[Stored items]
_ _ _

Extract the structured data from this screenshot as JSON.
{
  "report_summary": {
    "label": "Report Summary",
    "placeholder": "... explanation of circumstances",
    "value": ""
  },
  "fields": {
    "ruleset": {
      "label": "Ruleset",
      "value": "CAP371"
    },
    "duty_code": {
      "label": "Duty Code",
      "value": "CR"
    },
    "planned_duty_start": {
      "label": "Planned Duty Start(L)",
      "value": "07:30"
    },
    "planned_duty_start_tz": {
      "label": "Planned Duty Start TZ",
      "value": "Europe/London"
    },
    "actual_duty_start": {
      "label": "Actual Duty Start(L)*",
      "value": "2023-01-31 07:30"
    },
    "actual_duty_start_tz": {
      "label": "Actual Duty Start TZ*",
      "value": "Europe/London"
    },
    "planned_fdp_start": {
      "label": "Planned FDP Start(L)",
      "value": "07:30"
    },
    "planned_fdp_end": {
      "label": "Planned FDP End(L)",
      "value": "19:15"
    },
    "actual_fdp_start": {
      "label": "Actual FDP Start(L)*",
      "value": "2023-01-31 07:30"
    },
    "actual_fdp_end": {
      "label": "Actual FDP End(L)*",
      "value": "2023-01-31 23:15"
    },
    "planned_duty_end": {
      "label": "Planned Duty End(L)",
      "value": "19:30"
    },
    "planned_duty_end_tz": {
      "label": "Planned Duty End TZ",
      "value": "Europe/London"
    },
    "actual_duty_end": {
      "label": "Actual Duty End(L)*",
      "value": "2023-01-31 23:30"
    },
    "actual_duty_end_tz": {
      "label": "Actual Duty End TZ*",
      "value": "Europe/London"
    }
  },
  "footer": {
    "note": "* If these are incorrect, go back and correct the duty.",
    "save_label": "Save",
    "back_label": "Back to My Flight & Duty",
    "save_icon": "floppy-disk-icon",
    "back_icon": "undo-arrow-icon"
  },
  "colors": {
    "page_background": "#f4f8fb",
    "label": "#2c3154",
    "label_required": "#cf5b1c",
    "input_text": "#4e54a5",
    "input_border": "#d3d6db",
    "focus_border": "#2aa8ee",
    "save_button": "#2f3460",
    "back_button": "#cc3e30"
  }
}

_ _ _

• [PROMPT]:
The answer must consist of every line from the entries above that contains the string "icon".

• [REPLY]:
    "save_icon": "floppy-disk-icon",
    "back_icon": "undo-arrow-icon"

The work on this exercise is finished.